It is generally accepted that, while the use of mediation is on the rise globally, this trend is significantly more pronounced in the West than in Asia. While the modern concept of formal mediation has of course been around for longer in the West, and has had more time to take hold, can this alone explain the disparity? Or does the explanation lie at least partly in how mediation is ‘sold’ ?
Sean Izor, an associate in our Beijing and Hong Kong offices, examines this issue in an article recently published in the Asian Journal on Mediation. In particular, he seeks to identify a number of broad cultural differences in the way individuals approach disputes generally and suggests that practitioners and proponents of mediation would do well to bear these in mind when seeking to communicate the benefits of mediation to Asian parties.
Read the article ‘Selling Mediation in the East – Is there an Asian Way?’ (© Singapore Mediation Centre. Originally published in  Asian Journal on Mediation, 1. Reprinted with permission.)
A quick and cheap dispute resolution service was announced on 2 May 2012 by the Singapore Mediation Centre (SMC). The SMC is a non-profit organisation that provides mediation and other ADR services. Under the new arrangements, parties who are unable to settle disputes but are unwilling to foot the significant legal costs of court/arbitration proceedings can opt for Neutral Evaluation. An impartial third party will deliver a legally binding decision based on the merits of the case in a confidential process. The procedure is quick – a decision can be reached in a month or less. The parties will be required to pay the neutral’s professional fees and an administrative fee ranging from SD$700 to SD$2,000. In comparison, SMC’s current mediation fee starts at SD$900 per party per day, with fees varying depending on the size of the claim.
The SMC’s current panel of neutrals includes Senior Counsel, former Supreme Court judges, and a former judicial commissioner.

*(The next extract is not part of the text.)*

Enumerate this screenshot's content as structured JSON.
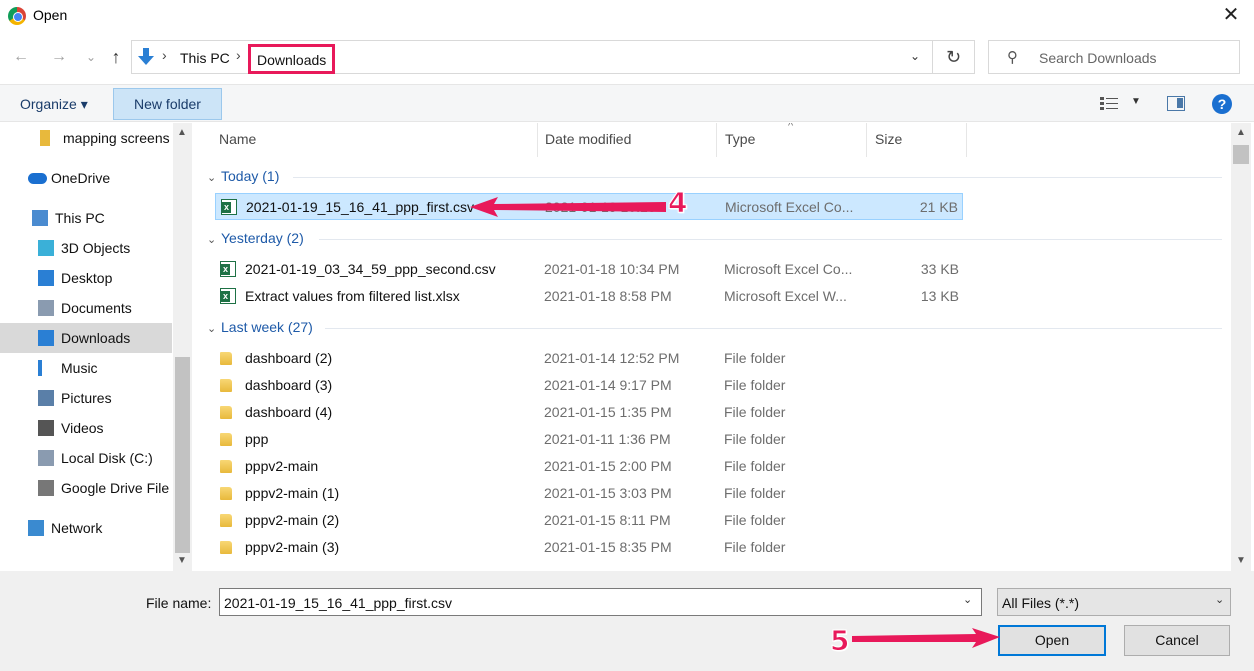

Compared to litigation or arbitration, early evaluation offers parties greater flexibility and autonomy, much like mediation. However, unlike mediation and most forms of early neutral evaluation, the SMC’s neutral evaluation service results in a binding decision, and this renders if relatively unusual.